Continuing its tightening of financial conditions to bring the rate of inflation lower, the Federal Reserve’s monetary policy committee raised the federal funds target rate by 75 basis points, increasing that target to an upper bound of 2.5%. This move matches the June rate hike as the largest increase for the funds rate since 1994.
While committing to a policy path that will slow demand and reduce inflation pressure, the Fed also, in the first sentence of its July policy statement, acknowledged signs of slowing economic activity (“Recent indicators of spending and production have softened.”).
Among the clear signs of this slowing are just about every housing indicator, including seven straight months of declines for home builder sentiment. Indeed, an open macro question is whether the economy experienced a recession during the first half of 2022. GDP data for the second quarter published tomorrow will provide additional evidence (although a rising unemployment rate remains missing for the NBER call). However, given declines for single-family permits, single-family starts, pending home sales, and rising sales cancellations rates, it is clear a housing industry recession is ongoing.
Market participants have reduced their expectations for future Fed rate hikes, which is perhaps a sign of renewed confidence in the ability of the Fed to bring inflation down (even if it means a recession in the so-called hard landing scenario). Higher interest rates and lower economic growth will eventually bring inflation rates down. The path of required additional tightening will depend on economic growth and inflation data, moving the Fed to a more data dependent stance. Thus, the chance of the Fed decelerating to a 50 basis point hike in September is increasing.
It is important to note that there is not a direct connection between federal fund rate hikes and changes in long-term interest rates. During the last tightening cycle, the federal funds target rate increased from November 2015 (with a top rate of just 0.25%) to November 2018 (2.5%), a 225 basis point expansion. However, during this time mortgage interest rates increased by a proportionately smaller amount, rising from approximately 3.9% to just under 4.9%.

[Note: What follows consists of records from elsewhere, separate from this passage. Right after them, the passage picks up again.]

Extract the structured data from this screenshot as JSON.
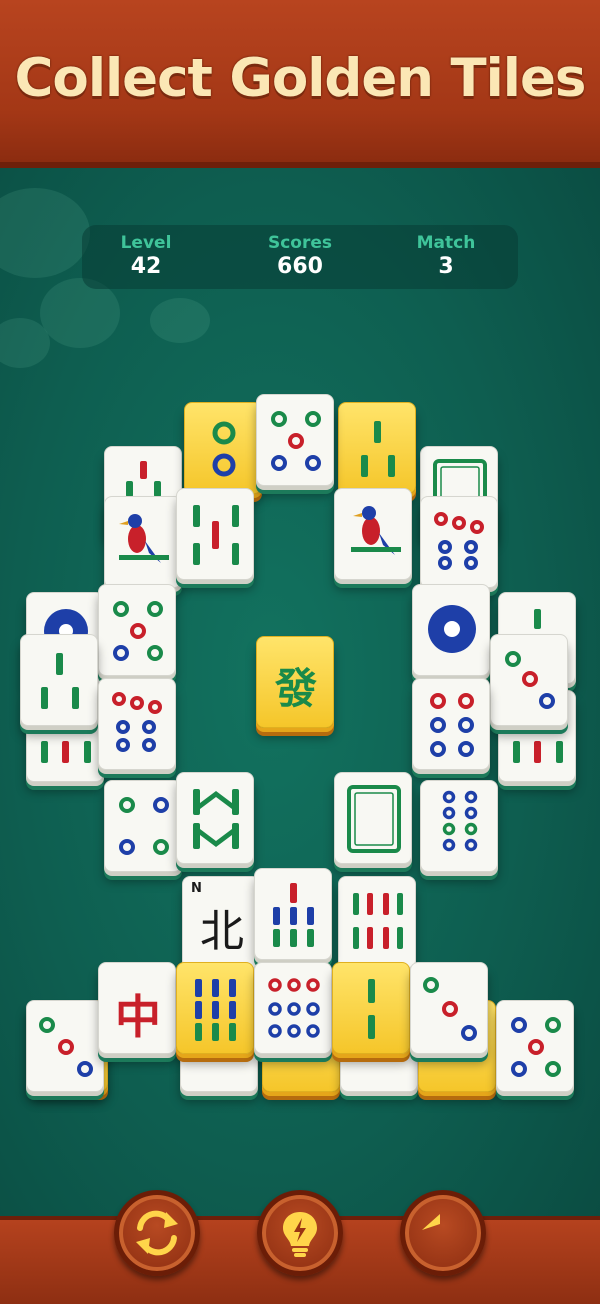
{
  "banner": {
    "title": "Collect Golden Tiles"
  },
  "stats": {
    "level_label": "Level",
    "level_value": "42",
    "scores_label": "Scores",
    "scores_value": "660",
    "match_label": "Match",
    "match_value": "3"
  },
  "tiles": {
    "north_wind_letter": "N",
    "north_wind_char": "北",
    "red_dragon_char": "中",
    "green_dragon_char": "發"
  },
  "buttons": {
    "shuffle_icon": "shuffle-icon",
    "hint_icon": "lightbulb-icon",
    "undo_icon": "undo-arrow-icon"
  },
  "colors": {
    "banner": "#a33716",
    "board": "#0e5e50",
    "title_text": "#fbe7b5",
    "stat_label": "#3fc49a",
    "tile_face": "#f8f8f3",
    "golden_tile": "#f5c62a"
  }
}
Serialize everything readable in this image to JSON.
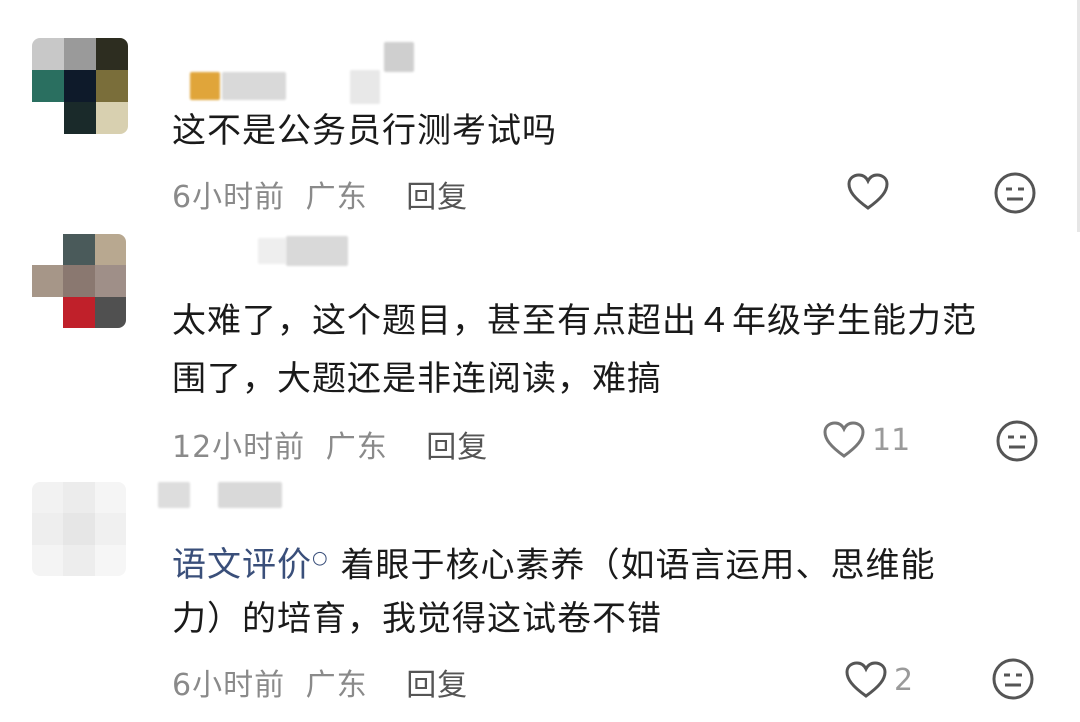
{
  "comments": [
    {
      "text": "这不是公务员行测考试吗",
      "time": "6小时前",
      "location": "广东",
      "reply": "回复",
      "likes": ""
    },
    {
      "text_line1": "太难了，这个题目，甚至有点超出４年级学生能力范",
      "text_line2": "围了，大题还是非连阅读，难搞",
      "time": "12小时前",
      "location": "广东",
      "reply": "回复",
      "likes": "11"
    },
    {
      "tag": "语文评价",
      "tag_icon": "search-icon",
      "text_line1": "着眼于核心素养（如语言运用、思维能",
      "text_line2": "力）的培育，我觉得这试卷不错",
      "time": "6小时前",
      "location": "广东",
      "reply": "回复",
      "likes": "2"
    }
  ]
}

Moreover, the spread between the 30-year fixed rate mortgage and the 10-year Treasury rate has expanded to more than 270 basis points as of this week. Before 2020, this spread averaged a little more than 170 basis points. This elevated spread is a function of MBS bond sales as well as uncertainty related to housing market uncertainty. While the 10-year rate has flattened in recent weeks on growth concerns, a reduction in this spread would be a positive sign for mortgage rates and housing demand.
Finally, the Fed has previously noted that inflation is elevated due to “supply and demand imbalances related to the pandemic, higher energy prices, and broader price pressures.” While this verbiage may incorporate policy failures that have affected aggregate supply and demand, the Fed should explicitly acknowledge the role fiscal, trade and regulatory policy is having on the economy and inflation as well.